Sweat the Small Stuff

Have you ever looked up at the night sky and wondered what it would be like to be a spaceman or astronaut? 

Although many of us may have dreams of space actually travelling there isn’t top of my bucket list. Despite this I was recently given a copy of Chris Hadfield’s book, ‘An Astronauts guide To Life On Earth’. Biographies are not usually my genre of choice but this one is different as it goes much further than a life story. It literally is a ‘Guide to Life on Earth’, as an Astronaut or otherwise.

Chapter 4 – Sweat the small stuff – is one chapter in a book of thirteen chapters. Sweating the small stuff may not be appropriate all of the time but there are some definite benefits. (Like the time when Chris almost blinded himself with anti-fog solution – NASA now use a less noxious substance.)

Throughout the chapter Chris refers back to historical space programmes, explains what was learnt and the legacy this leaves for the future. By looking at the situation in detail space travel has never been safer. (The Challenger disaster was a terrible blow for Space travel and important lessons have been learnt.)

I have a reputation for attention to detail and often my role as a VA means I am called to be diligent and consider all the detail.

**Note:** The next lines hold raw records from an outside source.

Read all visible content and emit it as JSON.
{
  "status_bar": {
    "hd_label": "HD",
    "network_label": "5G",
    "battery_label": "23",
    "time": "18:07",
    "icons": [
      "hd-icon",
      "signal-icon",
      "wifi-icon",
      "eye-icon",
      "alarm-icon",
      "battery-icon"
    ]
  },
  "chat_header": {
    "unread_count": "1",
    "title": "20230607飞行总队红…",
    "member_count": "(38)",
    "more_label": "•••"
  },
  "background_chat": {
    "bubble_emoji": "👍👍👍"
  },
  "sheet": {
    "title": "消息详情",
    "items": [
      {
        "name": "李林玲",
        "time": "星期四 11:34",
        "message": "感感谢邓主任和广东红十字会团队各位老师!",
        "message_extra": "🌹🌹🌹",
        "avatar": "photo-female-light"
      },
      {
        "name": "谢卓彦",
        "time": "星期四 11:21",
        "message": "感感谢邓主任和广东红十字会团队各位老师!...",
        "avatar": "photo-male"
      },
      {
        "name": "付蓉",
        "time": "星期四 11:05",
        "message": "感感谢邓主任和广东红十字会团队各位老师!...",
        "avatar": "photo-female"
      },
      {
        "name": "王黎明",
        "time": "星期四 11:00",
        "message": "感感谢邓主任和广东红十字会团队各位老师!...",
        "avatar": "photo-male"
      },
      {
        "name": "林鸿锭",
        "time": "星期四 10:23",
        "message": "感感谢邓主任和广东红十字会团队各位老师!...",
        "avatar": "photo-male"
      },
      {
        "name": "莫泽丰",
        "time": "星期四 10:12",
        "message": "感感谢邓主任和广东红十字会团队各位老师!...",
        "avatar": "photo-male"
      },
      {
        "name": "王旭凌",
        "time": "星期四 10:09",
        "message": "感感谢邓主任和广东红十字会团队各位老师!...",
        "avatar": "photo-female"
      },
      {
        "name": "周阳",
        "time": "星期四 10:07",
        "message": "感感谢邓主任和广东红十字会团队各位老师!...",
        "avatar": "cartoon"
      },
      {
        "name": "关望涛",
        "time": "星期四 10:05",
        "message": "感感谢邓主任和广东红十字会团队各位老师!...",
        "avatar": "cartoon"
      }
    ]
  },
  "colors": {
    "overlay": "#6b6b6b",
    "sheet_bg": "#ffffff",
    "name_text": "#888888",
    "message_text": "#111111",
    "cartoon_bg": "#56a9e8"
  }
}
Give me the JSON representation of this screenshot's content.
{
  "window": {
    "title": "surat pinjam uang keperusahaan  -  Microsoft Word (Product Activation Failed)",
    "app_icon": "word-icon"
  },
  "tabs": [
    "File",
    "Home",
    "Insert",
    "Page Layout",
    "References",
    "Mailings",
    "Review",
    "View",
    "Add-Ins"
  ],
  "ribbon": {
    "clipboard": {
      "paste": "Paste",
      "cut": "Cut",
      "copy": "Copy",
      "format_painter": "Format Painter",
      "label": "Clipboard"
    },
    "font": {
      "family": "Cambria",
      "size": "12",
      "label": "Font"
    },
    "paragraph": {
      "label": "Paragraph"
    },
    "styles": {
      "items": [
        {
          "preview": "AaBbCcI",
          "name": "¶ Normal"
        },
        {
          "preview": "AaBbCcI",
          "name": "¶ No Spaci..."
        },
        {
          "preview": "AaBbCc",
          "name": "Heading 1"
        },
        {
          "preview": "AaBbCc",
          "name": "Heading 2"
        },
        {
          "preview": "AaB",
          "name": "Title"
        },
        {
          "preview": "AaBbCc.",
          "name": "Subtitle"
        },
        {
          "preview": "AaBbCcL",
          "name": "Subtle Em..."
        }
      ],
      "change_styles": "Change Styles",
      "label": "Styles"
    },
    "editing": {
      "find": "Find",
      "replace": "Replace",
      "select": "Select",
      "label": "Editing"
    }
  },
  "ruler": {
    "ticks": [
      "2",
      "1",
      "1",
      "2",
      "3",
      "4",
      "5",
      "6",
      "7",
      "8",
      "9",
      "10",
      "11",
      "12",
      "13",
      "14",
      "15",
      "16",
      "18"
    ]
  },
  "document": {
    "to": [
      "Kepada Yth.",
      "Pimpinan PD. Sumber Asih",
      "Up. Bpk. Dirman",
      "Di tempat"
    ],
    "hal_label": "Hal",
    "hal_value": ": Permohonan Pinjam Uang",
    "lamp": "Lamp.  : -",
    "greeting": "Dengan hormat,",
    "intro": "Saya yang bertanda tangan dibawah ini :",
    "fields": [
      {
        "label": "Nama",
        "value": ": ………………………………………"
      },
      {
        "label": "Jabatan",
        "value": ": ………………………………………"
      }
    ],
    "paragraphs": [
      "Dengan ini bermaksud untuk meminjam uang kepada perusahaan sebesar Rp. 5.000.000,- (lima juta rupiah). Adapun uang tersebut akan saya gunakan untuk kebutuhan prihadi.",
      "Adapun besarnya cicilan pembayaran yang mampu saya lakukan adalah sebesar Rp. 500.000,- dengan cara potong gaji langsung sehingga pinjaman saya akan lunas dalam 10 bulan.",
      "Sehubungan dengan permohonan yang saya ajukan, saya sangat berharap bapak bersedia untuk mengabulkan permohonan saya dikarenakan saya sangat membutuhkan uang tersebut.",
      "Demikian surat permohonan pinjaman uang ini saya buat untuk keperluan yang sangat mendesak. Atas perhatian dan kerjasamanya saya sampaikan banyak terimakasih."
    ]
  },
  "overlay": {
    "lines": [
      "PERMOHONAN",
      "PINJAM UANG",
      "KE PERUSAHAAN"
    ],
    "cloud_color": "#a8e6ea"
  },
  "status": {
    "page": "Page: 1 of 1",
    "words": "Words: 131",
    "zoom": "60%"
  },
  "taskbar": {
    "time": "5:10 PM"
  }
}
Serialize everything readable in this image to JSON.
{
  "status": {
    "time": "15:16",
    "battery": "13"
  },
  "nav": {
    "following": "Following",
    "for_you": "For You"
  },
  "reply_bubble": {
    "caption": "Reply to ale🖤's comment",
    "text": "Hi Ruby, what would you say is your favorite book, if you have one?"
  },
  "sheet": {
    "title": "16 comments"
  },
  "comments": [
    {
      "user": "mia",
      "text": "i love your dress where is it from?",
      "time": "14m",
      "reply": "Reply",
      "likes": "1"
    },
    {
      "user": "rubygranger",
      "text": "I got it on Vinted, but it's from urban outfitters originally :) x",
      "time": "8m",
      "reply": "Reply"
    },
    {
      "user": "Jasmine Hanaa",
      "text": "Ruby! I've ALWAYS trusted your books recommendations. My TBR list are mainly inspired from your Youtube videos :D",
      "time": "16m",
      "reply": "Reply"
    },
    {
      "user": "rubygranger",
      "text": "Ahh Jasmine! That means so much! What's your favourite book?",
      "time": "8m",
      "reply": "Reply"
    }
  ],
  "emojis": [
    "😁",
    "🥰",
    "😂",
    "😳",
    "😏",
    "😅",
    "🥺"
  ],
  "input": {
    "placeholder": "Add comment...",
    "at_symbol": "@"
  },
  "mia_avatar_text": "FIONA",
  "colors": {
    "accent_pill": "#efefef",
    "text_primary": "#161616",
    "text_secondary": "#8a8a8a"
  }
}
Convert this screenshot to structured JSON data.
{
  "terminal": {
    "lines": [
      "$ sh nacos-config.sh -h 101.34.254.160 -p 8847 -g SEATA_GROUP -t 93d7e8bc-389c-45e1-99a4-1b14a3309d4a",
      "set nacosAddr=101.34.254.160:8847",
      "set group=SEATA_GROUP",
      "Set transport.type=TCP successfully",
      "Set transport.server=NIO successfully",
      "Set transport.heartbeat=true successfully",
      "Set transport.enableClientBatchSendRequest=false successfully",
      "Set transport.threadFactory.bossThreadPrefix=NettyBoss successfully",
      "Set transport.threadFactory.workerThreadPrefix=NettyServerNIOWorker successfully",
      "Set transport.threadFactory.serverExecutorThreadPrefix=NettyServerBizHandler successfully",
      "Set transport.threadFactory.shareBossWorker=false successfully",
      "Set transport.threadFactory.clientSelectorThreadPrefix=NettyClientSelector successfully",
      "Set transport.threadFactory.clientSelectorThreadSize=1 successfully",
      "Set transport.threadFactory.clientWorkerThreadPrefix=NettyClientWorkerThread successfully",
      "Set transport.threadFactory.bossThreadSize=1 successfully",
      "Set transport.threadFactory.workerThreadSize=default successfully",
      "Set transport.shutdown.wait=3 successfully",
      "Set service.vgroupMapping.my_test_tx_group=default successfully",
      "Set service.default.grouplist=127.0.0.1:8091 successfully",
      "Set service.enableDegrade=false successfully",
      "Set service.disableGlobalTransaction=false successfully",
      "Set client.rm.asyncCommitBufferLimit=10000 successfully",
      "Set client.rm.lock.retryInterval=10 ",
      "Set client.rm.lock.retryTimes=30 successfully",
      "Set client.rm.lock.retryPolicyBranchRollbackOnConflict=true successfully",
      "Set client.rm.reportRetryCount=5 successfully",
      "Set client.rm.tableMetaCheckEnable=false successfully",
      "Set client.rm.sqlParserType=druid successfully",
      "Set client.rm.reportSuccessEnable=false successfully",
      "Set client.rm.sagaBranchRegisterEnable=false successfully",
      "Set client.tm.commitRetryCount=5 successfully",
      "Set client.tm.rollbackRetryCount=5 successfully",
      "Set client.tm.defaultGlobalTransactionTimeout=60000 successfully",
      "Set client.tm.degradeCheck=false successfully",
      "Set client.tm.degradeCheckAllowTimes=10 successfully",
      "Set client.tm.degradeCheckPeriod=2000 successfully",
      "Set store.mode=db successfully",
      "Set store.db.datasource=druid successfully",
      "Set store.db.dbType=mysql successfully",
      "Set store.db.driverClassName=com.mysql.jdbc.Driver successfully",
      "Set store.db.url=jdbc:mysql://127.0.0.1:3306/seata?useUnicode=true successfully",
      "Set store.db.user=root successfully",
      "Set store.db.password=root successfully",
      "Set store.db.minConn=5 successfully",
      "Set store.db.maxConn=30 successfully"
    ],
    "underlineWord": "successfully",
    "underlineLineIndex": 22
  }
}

I may not look like (or even want to be) an Astronaut but the mind-set has helped enormously:

Put the detail into context – it may not be appropriate all the time but don’t dismiss its usefulness, however time consuming.

Don’t work in isolation – a company and more importantly a team is more than one person, working together to sweat the small stuff halves the load and increases success.

Think about succession planning – for future success learn lessons, make it easier for others to understand the situation and make it easier for others to take the lead in the future.

Is there an area of your business where sweating the small stuff now will pay dividends in the future?

“In my .. line of work, an astronaut who doesn’t sweat the small stuff is a dead astronaut.” Chris Hadfield.

A version of this blog was previously published at: http://brightconsultancy.com/sweat-small-stuff/